Question
The Pacific Intertie is a high voltage direct current (HVDC) connection between the Pacific Northwest and California, designed to take advantage of hydroelectric power to meet electricity demand in Southern California. The HVDC connection transmits electricity from the Dalles Dam in Oregon to Los Angeles. The Dalles Dam has a nameplate capacity of 1,780 MW. A 900-mile HVDC power line connects the dam to the Los Angeles area. Because of the differences in weather patterns and electricity demand in the two regions, the Dalles Dam supplies energy to the Los Angeles area during the summer across the HVDC line, when demand in Southern California is high and water from snowmelt in the Northwest is usually plentiful.

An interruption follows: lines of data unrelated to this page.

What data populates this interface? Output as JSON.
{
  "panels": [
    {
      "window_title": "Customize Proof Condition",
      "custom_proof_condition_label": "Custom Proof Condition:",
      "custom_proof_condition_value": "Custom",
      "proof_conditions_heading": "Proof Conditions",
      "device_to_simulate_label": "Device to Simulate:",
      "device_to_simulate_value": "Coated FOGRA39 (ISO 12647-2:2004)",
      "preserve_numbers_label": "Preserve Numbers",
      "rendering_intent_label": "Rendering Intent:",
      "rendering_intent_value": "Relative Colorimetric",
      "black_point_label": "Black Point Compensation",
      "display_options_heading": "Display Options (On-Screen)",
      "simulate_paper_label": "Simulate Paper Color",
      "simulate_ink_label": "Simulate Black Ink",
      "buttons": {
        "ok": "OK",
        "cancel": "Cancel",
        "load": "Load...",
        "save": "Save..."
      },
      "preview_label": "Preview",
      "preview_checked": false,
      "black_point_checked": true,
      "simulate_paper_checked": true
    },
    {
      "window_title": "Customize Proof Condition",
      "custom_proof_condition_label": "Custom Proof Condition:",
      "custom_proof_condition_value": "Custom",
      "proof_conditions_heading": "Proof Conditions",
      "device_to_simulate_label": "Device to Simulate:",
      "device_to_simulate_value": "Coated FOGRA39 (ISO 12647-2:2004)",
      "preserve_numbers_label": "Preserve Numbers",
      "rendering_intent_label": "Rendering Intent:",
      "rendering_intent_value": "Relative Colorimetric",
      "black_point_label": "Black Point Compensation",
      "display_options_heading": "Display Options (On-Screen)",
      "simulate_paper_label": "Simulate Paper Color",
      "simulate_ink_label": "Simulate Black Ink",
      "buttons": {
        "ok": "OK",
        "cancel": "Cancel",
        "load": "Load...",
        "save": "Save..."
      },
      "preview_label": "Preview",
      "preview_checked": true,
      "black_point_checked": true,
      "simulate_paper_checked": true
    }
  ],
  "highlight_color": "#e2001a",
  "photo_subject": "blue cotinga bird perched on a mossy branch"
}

a) When dams produce electricity, they use a generator to convert hydraulic motion to alternating current (AC) power. Before this power is transmitted via the Pacific Intertie, an HVDC converter station is used to convert that AC power from the dam to DC power. What is one benefit and one drawback of the current design of the Pacific Intertie, where
DC power is transmitted instead of AC power?

b)When the Pacific Intertie was first constructed in 1965, electricity was transmitted at avoltage of 800. kV. How much current (in amps) flowed through the transmission line when the dam was producing its rated power?

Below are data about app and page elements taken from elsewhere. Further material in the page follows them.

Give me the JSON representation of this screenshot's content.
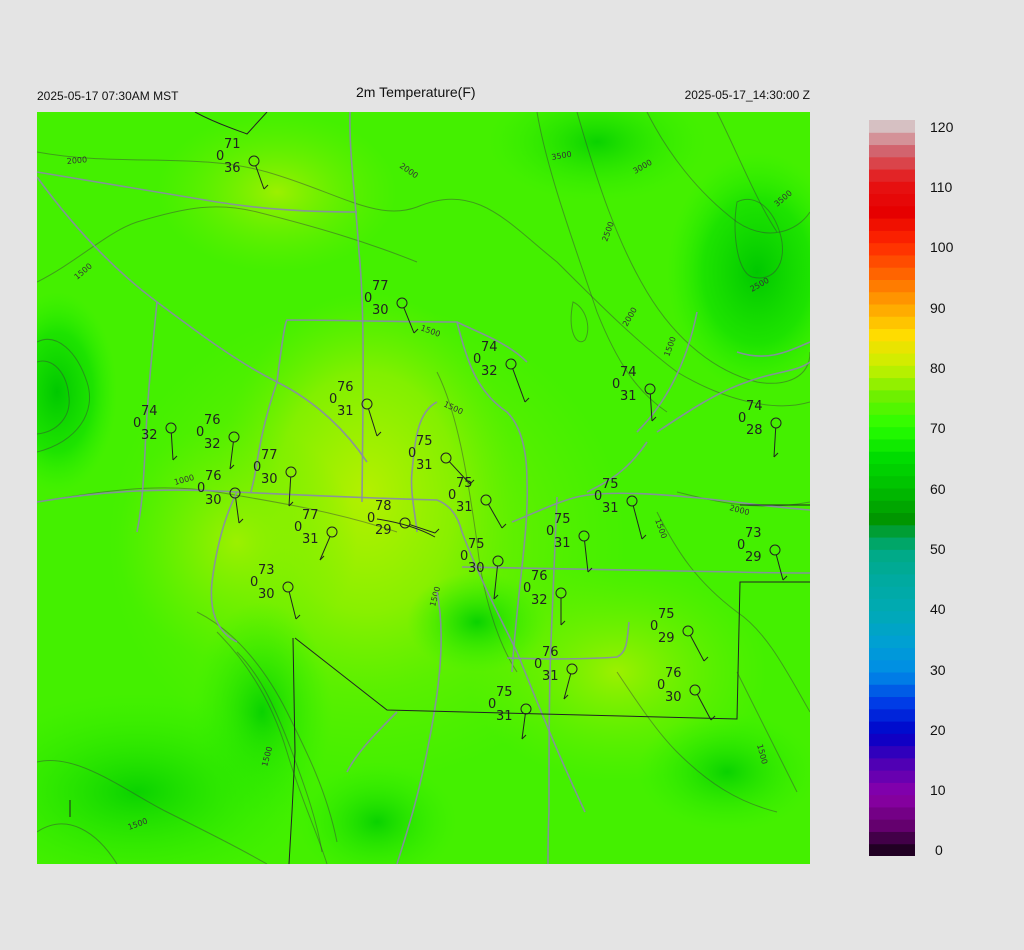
{
  "header": {
    "local_time": "2025-05-17 07:30AM MST",
    "title": "2m Temperature(F)",
    "utc_time": "2025-05-17_14:30:00 Z"
  },
  "colorbar": {
    "labels": [
      "120",
      "110",
      "100",
      "90",
      "80",
      "70",
      "60",
      "50",
      "40",
      "30",
      "20",
      "10",
      "0"
    ],
    "min": 0,
    "max": 120
  },
  "contour_labels": [
    "2000",
    "3500",
    "3000",
    "3500",
    "2000",
    "2500",
    "2000",
    "2500",
    "1500",
    "1500",
    "1500",
    "1000",
    "1500",
    "1500",
    "2000",
    "1500",
    "1500",
    "1500",
    "1500"
  ],
  "stations": [
    {
      "temp": "71",
      "mid": "0",
      "dew": "36"
    },
    {
      "temp": "77",
      "mid": "0",
      "dew": "30"
    },
    {
      "temp": "74",
      "mid": "0",
      "dew": "32"
    },
    {
      "temp": "74",
      "mid": "0",
      "dew": "31"
    },
    {
      "temp": "74",
      "mid": "0",
      "dew": "28"
    },
    {
      "temp": "76",
      "mid": "0",
      "dew": "31"
    },
    {
      "temp": "74",
      "mid": "0",
      "dew": "32"
    },
    {
      "temp": "76",
      "mid": "0",
      "dew": "32"
    },
    {
      "temp": "77",
      "mid": "0",
      "dew": "30"
    },
    {
      "temp": "76",
      "mid": "0",
      "dew": "30"
    },
    {
      "temp": "75",
      "mid": "0",
      "dew": "31"
    },
    {
      "temp": "75",
      "mid": "0",
      "dew": "31"
    },
    {
      "temp": "78",
      "mid": "0",
      "dew": "29"
    },
    {
      "temp": "77",
      "mid": "0",
      "dew": "31"
    },
    {
      "temp": "75",
      "mid": "0",
      "dew": "31"
    },
    {
      "temp": "75",
      "mid": "0",
      "dew": "31"
    },
    {
      "temp": "73",
      "mid": "0",
      "dew": "29"
    },
    {
      "temp": "75",
      "mid": "0",
      "dew": "30"
    },
    {
      "temp": "76",
      "mid": "0",
      "dew": "32"
    },
    {
      "temp": "73",
      "mid": "0",
      "dew": "30"
    },
    {
      "temp": "75",
      "mid": "0",
      "dew": "29"
    },
    {
      "temp": "76",
      "mid": "0",
      "dew": "31"
    },
    {
      "temp": "76",
      "mid": "0",
      "dew": "30"
    },
    {
      "temp": "75",
      "mid": "0",
      "dew": "31"
    }
  ]
}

c) In 2012, the HVDC converter station (which converts AC power from the dam to DC power for transmission) was upgraded to its current voltage of 1150 kV. How much current (in amps) currently flows through the transmission line when the dam is producing its rated power?

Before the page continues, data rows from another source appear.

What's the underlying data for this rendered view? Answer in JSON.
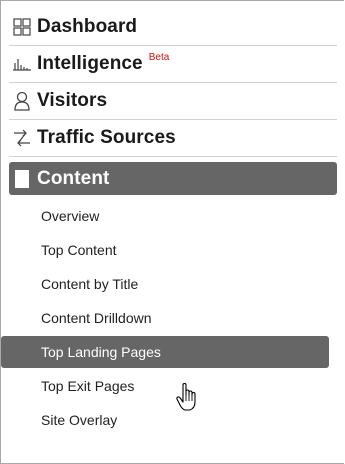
{
  "nav": {
    "main_items": [
      {
        "label": "Dashboard",
        "icon": "dashboard-grid-icon"
      },
      {
        "label": "Intelligence",
        "icon": "intelligence-chart-icon",
        "badge": "Beta"
      },
      {
        "label": "Visitors",
        "icon": "visitors-person-icon"
      },
      {
        "label": "Traffic Sources",
        "icon": "traffic-arrows-icon"
      },
      {
        "label": "Content",
        "icon": "content-square-icon"
      }
    ],
    "content_sub_items": [
      {
        "label": "Overview"
      },
      {
        "label": "Top Content"
      },
      {
        "label": "Content by Title"
      },
      {
        "label": "Content Drilldown"
      },
      {
        "label": "Top Landing Pages"
      },
      {
        "label": "Top Exit Pages"
      },
      {
        "label": "Site Overlay"
      }
    ]
  },
  "colors": {
    "active_bg": "#666666",
    "beta_text": "#d01010",
    "divider": "#d3d3d3"
  }
}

d) The resistance of a transmission line is proportional to its length (assuming for simplicity that temperature is constant). Assume that between 1965 and 2012, the Pacific Intertie used the same material for the transmission line, which had a resistance of 2.14 x 10^-3 Ω per 1000. feet. What is the total resistance of the transmission line?

e)When the Dalles Dam is producing its rated power, how much power loss was there in the transmission line in 1965? How about after the upgrade in 2012?

f) What percentage of the dam’s rated power was lost in transmission in 1965? In2012?

g) Based on your answer to part f, explain the relationship between voltage and power loss.

h)Electricity demand in the Los Angeles area is 3,500 MW from 1 am to 7 am; 4,700 MW from 7 am to 12 pm; 5,900 MW from 12 pm to 9 pm; and 4,100 MW from 9 pm to 1 am. Assume the Dalles Dam provides all of its generated electricity to the Los Angeles area and only accounts for 25% of the Los Angeles area electricity supply at any given time. Calculate the capacity factor for the hydroelectric facility over one day, accounting for the loss in power incurred during transmission of electricity using the values for transmission power loss calculated for the 2012 system in part (e).